SEOUL (Reuters) – Oil prices fell on Monday, with U.S. oil dropping more than 2%, as a spike in new coronavirus cases in the United States raised concerns over a second wave of the virus which would weigh on the pace of fuel demand recovery.
Brent crude futures fell 66 cents, or 1.7%, at $38.07 a barrel as of 0016 GMT, while U.S. West Texas Intermediate (WTI) crude futures fell 81 cents, or 2.2%, to $35.45 a barrel.
Both benchmarks ended down about 8% last week, their first weekly declines since April, hit by the U.S. coronavirus concerns: More than 25,000 new cases were reported on Saturday alone as more states, including Florida and Texas, reported record new infection highs.
“Concerns about the recent uptick in COVID-19 infections in the U.S. and a potential ‘second wave’ are weighing on oil at the moment,” said Stephen Innes, chief global market strategist at AxiCorp.
Meanwhile, an OPEC-led monitoring panel will meet on Thursday to discuss ongoing record production cuts to see whether countries have delivered their share of the reductions, but will not make any decision, according to five OPEC+ sources.
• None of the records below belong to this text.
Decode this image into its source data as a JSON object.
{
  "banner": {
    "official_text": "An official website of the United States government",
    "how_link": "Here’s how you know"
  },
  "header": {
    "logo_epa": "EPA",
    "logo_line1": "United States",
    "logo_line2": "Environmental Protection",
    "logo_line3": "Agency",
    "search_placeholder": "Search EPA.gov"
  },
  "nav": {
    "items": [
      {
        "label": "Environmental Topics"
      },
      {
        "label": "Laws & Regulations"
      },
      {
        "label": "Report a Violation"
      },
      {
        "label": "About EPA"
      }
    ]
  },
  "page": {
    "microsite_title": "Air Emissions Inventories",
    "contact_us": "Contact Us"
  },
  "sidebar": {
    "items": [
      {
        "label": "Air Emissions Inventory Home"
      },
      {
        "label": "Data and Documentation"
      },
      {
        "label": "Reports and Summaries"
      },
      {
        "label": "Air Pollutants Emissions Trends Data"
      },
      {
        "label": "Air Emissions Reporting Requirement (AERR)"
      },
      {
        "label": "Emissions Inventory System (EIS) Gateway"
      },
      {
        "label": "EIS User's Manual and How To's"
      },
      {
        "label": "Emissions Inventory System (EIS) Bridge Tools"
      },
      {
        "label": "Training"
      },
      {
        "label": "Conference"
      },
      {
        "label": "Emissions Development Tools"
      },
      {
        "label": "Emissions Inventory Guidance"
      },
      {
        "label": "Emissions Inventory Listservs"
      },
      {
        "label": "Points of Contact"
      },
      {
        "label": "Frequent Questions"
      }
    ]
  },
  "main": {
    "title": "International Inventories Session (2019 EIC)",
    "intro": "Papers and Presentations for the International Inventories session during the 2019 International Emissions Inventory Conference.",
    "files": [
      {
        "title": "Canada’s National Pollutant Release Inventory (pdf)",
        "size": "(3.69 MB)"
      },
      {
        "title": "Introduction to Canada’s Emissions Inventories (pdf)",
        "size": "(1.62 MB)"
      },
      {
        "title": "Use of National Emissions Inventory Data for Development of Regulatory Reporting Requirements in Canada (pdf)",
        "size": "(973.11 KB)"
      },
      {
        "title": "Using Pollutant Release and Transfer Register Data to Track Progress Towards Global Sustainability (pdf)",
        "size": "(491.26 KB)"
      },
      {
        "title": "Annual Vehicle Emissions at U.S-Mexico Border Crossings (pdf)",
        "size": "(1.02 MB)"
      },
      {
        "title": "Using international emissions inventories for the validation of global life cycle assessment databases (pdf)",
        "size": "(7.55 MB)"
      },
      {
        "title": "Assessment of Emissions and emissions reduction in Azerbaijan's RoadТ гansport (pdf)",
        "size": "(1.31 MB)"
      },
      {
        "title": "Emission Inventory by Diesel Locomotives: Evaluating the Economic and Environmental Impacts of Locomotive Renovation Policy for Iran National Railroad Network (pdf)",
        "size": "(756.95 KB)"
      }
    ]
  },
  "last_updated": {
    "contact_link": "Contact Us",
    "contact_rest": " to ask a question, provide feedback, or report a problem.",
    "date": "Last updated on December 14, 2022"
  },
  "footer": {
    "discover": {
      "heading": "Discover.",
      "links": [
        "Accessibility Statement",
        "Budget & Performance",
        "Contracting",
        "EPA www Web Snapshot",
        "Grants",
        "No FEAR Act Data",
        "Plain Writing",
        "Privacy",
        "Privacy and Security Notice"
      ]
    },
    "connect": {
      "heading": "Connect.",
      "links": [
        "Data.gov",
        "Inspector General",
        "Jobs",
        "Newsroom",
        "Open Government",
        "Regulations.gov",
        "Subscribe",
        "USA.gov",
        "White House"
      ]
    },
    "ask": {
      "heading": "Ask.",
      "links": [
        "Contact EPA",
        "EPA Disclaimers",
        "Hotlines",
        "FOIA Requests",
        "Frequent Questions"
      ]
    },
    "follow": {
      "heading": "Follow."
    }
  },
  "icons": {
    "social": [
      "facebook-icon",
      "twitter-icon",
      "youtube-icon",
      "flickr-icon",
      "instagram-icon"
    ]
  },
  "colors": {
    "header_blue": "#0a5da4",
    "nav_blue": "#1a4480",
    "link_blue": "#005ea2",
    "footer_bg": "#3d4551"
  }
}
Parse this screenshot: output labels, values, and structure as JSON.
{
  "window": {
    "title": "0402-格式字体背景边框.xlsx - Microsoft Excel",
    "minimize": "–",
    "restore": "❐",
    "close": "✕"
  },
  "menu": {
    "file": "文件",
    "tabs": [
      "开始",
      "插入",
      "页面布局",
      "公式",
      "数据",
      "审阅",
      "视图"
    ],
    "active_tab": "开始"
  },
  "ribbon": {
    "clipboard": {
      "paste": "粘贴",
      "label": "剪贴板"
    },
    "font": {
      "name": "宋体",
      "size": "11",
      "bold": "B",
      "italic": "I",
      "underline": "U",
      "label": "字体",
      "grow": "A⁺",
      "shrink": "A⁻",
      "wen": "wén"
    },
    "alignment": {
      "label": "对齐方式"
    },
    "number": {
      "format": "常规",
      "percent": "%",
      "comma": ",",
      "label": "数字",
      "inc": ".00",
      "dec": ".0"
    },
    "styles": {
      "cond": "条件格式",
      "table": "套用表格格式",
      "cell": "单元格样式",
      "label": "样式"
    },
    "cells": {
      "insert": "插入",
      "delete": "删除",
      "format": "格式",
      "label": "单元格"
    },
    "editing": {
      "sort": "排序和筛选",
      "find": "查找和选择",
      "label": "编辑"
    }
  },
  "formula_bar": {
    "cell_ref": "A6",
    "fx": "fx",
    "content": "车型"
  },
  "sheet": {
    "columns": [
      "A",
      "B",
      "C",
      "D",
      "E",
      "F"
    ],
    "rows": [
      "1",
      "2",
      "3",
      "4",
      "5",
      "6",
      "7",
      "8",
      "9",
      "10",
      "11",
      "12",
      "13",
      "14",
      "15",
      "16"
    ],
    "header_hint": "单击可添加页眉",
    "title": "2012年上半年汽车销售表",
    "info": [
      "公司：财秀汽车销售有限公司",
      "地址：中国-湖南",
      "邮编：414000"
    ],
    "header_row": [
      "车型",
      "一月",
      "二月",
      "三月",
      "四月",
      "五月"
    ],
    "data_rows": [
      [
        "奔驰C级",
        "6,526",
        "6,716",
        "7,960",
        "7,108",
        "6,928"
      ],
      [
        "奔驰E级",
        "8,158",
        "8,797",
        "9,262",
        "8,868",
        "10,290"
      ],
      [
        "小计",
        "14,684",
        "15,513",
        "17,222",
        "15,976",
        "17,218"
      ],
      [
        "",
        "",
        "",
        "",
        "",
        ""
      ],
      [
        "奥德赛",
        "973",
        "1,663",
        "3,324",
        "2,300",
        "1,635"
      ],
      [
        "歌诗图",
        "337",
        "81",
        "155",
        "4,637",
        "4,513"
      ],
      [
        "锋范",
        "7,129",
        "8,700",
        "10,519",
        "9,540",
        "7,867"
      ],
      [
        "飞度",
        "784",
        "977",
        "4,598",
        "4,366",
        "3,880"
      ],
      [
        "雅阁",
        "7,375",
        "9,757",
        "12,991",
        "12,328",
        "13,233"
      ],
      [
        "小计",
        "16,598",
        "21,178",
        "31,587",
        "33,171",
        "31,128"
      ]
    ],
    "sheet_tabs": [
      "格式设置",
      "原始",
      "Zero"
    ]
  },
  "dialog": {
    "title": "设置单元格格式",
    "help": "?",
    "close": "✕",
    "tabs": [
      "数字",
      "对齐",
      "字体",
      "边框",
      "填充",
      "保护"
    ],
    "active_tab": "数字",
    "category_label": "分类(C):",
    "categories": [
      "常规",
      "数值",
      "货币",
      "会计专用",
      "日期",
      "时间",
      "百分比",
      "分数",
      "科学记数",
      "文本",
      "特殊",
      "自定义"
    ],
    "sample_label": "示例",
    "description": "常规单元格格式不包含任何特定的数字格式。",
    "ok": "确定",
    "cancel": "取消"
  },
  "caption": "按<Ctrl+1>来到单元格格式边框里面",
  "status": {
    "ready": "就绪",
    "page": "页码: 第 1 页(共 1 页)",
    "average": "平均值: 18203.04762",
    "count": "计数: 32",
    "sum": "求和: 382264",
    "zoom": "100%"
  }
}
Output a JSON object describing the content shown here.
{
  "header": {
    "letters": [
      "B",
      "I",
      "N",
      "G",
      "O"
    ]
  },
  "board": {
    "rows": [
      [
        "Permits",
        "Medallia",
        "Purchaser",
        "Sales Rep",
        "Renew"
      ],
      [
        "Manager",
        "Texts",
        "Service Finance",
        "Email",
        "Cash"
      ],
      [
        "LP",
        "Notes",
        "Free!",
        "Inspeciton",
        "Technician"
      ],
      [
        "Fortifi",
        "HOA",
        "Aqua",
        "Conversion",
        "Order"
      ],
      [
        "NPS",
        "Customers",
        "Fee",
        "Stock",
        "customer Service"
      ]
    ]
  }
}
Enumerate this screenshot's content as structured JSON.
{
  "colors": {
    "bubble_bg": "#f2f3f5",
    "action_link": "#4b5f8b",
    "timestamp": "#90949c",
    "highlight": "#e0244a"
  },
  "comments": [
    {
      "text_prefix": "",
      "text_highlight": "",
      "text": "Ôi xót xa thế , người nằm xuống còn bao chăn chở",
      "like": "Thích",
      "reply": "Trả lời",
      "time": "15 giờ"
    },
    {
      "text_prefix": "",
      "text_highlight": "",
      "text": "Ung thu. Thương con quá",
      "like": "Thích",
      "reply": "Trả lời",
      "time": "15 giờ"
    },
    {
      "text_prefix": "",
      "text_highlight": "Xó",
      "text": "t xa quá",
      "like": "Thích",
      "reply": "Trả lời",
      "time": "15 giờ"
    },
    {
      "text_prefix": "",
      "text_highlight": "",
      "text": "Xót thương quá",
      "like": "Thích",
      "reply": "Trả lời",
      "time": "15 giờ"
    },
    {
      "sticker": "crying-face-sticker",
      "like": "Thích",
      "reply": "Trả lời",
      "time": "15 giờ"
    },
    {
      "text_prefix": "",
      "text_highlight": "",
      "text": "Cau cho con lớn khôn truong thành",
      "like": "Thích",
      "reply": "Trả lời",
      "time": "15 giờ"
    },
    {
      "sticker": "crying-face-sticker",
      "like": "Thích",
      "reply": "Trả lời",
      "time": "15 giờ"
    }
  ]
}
The Organization of the Petroleum Exporting Countries (OPEC) and its allies, collectively known as OPEC+, have been reducing supplies by 9.7 million barrels per day (bpd), about 10% of pre-pandemic demand, and agreed in early June to extend the cuts for a month until end-July.
Iraq, one of the laggards in complying with the curbs, agreed with its major oil companies to cut crude production further in June, Iraqi officials working at the fields told Reuters on Sunday.
(Reporting by Jane Chung; Editing by Kenneth Maxwell)